However I've just remembered that the Collatz problem is not exactly so simple, but at least this is true: the statement "there does not exist a loop in the Collatz problem other than 4,2,1" can obviously never be proved independent, though for all we know it might be independent. While making my earlier remarks I forgot about the other possibility, that there exists an unbounded sequence, which is not so simple. But still the point is that a conjecture might be independent without us mortals ever having the luxury of knowing it.
Feb
19
comment How could Collatz conjecture possibly be undecidable?
@whacka I do apologize for the confusion, I was talking about independence. This confusion of the terms is not so uncommon though, for instance see the remarks at en.wikipedia.org/wiki/…. I certainly was not making the claim that it's impossible to prove statements are independent, but merely something like the following: if $\phi:\mathbf{N}\to\{0,1\}$ is a computable function then the statement "there exists $x$ such that $\phi(x)=1$" cannot be proved independent.
Feb
19
comment How could Collatz conjecture possibly be undecidable?
@user2520938 Yes, exactly.
Feb
19
comment How could Collatz conjecture possibly be undecidable?
The trouble is that if it can be (and it might be!) undecidable without your knowing it. In this case then as you say it must be true, since any counterexample would decide it, but that's not a contradiction, it only means that its decidability would also be undecidable, and similarly the decidability of its decidability would be undecidable, and so on ad nauseam.
Jan
29
awarded  Good Answer
Jan
27
awarded  Yearling
Jan
22
answered $X$ is an infinite set. Prove that $S_X$ does not have proper subgroup of finite index.
Jan
19
comment Finding two numbers given their sum and their product
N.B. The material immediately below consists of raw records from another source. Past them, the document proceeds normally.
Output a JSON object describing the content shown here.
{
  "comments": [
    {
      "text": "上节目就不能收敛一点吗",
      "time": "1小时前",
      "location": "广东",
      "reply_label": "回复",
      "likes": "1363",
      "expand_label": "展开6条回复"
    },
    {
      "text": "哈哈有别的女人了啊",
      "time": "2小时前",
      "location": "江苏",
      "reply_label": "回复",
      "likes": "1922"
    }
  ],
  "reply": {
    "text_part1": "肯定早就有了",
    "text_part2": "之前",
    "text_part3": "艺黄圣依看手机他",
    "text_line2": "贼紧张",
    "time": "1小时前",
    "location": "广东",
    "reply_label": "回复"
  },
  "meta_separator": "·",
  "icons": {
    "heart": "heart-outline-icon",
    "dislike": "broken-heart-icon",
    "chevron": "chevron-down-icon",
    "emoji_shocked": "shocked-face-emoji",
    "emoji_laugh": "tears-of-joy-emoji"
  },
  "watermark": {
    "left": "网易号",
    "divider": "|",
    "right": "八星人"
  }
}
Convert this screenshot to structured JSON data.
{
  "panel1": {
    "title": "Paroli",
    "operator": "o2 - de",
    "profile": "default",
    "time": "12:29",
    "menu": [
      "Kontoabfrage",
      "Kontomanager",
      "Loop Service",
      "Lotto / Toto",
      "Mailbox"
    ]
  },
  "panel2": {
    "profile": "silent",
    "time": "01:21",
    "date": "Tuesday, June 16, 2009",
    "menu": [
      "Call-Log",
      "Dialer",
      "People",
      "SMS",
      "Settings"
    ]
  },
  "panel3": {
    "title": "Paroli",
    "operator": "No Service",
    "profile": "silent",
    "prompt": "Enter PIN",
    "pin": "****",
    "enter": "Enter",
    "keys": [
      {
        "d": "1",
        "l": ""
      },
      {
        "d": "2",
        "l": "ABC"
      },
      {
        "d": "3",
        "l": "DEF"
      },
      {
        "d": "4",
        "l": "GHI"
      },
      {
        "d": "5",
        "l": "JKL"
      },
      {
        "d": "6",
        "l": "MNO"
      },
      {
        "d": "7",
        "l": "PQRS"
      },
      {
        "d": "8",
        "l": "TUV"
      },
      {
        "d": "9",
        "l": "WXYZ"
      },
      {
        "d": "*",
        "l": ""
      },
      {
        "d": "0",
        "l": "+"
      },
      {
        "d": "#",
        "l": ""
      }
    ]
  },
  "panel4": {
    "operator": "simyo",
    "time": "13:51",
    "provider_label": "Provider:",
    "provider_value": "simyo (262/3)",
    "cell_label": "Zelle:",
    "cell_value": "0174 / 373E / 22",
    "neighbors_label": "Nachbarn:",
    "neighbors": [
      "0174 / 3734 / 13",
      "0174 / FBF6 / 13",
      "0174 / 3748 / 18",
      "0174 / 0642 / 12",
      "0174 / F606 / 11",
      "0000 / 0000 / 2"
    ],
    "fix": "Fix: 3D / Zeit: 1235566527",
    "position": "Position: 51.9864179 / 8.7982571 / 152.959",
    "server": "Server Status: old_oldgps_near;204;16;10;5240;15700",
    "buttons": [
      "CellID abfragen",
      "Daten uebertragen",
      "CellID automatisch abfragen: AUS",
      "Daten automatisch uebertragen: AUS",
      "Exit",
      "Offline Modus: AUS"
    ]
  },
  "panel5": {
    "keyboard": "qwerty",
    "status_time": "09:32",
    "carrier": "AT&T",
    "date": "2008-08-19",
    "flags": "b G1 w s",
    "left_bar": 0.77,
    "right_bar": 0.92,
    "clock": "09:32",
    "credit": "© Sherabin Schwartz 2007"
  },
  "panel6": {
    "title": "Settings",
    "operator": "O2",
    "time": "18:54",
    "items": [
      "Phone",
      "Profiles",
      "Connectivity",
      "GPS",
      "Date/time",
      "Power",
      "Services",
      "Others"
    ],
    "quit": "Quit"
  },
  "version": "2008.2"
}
@HenningMakholm Simple. You know the factorized quadratic will look like $(x-X)(x-Y)$, and $X$ and $Y$ satisfy... oh crap.